It was the first such American jet fighter with twin tails. The F-14 first flew on 21 December 1970 and made its first deployment in 1974 with the U. The F-14 served as the U. Iraq War, where they saw combat against Iraqi warplanes. The Tomcat was retired from the U.

The F-14 remains in service with the Iranian Air Force, having been exported to Iran in 1976. Beginning in the late 1950s, the U. Navy sought a long-range, high-endurance interceptor to defend its carrier battle groups against long-range anti-ship missiles launched from the jet bombers and submarines of the Soviet Union. Weight and performance issues plagued the U. Navy F-111B variant for TFX and would not be resolved to the Navy’s satisfaction.

The F-111 manufacturer General Dynamics partnered with Grumman on the Navy F-111B. American aircraft against agile MiG fighters over Vietnam. The Navy studied the need for VFAX, an additional fighter that was more agile than the F-4 Phantom for air-combat and ground-attack roles. VFX called for a tandem two-seat, twin-engined air-to-air fighter with a maximum speed of Mach 2. It would also have a built-in M61 Vulcan cannon and a secondary close air support role. Grumman was selected for the contract award in January 1969.

Upon winning the contract for the F-14, Grumman greatly expanded its Calverton, Long Island, New York facility for evaluating the aircraft. Much of the testing, including the first of many compressor stalls and multiple ejections, took place over Long Island Sound. Firing trials involved launches against simulated targets of various types, from cruise missiles to high-flying bombers. AIM-54 Phoenix missile testing from the F-14 began in April 1972.

Another unusual test was made on 22 November 1973, when six missiles were fired within 38 seconds at Mach 0. With time, the early versions of all the missiles were replaced by more advanced versions, especially with the move to full solid-state electronics that allowed better reliability, better ECCM and more space for the rocket engine. Approximately 65 F-14As and all F-14Ds were modified to carry the pod. Some of the F-14A aircraft underwent engine upgrades to the GE F110-400 in 1987. F-111B, the F-14 was still the heaviest and most expensive fighter of its time.

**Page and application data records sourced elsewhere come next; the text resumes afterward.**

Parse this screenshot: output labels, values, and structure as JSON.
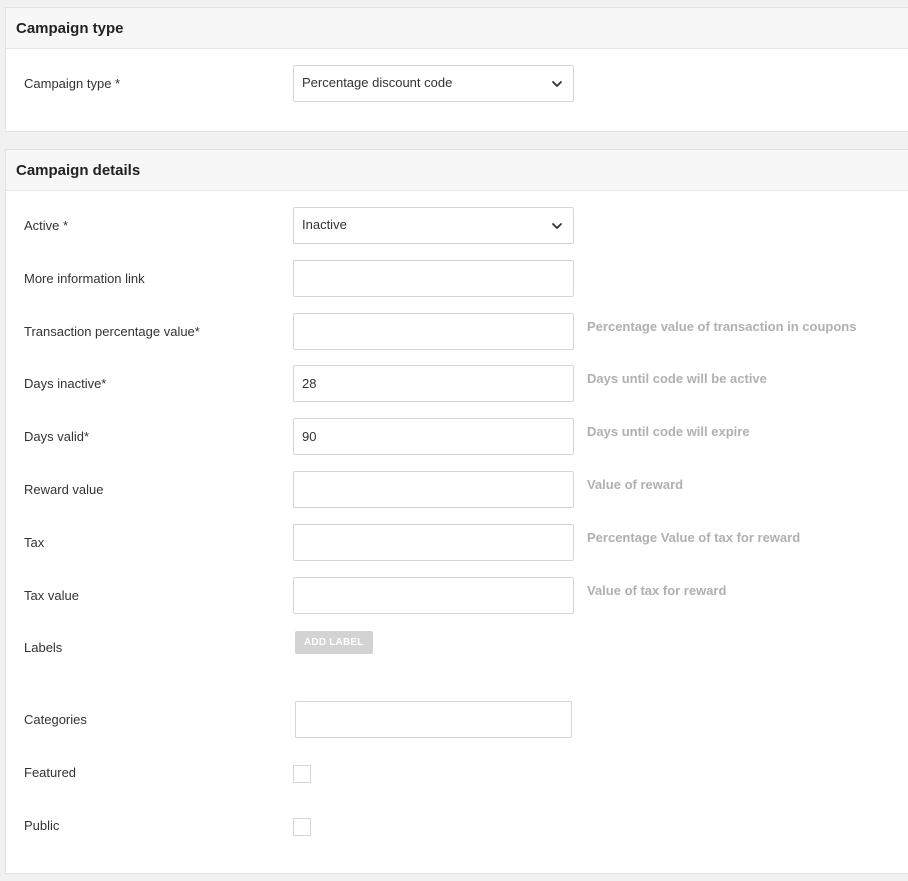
{
  "campaign_type_section": {
    "title": "Campaign type",
    "campaign_type": {
      "label": "Campaign type *",
      "value": "Percentage discount code",
      "icon": "chevron-down-icon"
    }
  },
  "campaign_details_section": {
    "title": "Campaign details",
    "active": {
      "label": "Active *",
      "value": "Inactive",
      "icon": "chevron-down-icon"
    },
    "more_information_link": {
      "label": "More information link",
      "value": ""
    },
    "transaction_percentage_value": {
      "label": "Transaction percentage value*",
      "value": "",
      "hint": "Percentage value of transaction in coupons"
    },
    "days_inactive": {
      "label": "Days inactive*",
      "value": "28",
      "hint": "Days until code will be active"
    },
    "days_valid": {
      "label": "Days valid*",
      "value": "90",
      "hint": "Days until code will expire"
    },
    "reward_value": {
      "label": "Reward value",
      "value": "",
      "hint": "Value of reward"
    },
    "tax": {
      "label": "Tax",
      "value": "",
      "hint": "Percentage Value of tax for reward"
    },
    "tax_value": {
      "label": "Tax value",
      "value": "",
      "hint": "Value of tax for reward"
    },
    "labels": {
      "label": "Labels",
      "button_label": "ADD LABEL"
    },
    "categories": {
      "label": "Categories",
      "value": ""
    },
    "featured": {
      "label": "Featured",
      "checked": false
    },
    "public": {
      "label": "Public",
      "checked": false
    }
  }
}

VFAX was revived in the 1970s as a lower cost solution to replacing the Navy and Marine Corps’s fleets of F-4s, and A-7s. GBU-24 Paveway III is also carried. In the 1990s, with the pending retirement of the A-6 Intruder, the F-14 air-to-ground program was resurrected. F-14 was cleared to use basic iron bombs in 1992.

However, the upgrades would have taken too long to implement to meet the gap, and were priced in the billions. Congress considered this too expensive for an interim solution. Pale gray jet aircraft flying over water towards right, perpendicular to the camera. Horizon located two-thirds down the photo.

VF-213 flying over Iraq on last Tomcat deployment with LANTIRN pod on starboard wing glove station and LGB underneath fuselage. The LANTIRN pod did not require changes to the F-14’s own system software, but the pod was designed to operate on a MIL-STD-1553B bus not present on the F-14A or B. Consequently, Martin Marietta specially developed an interface card for LANTIRN. The F-14’s fuselage and wings allow it to climb faster than the F-4, while the twin-tail arrangement offers better stability.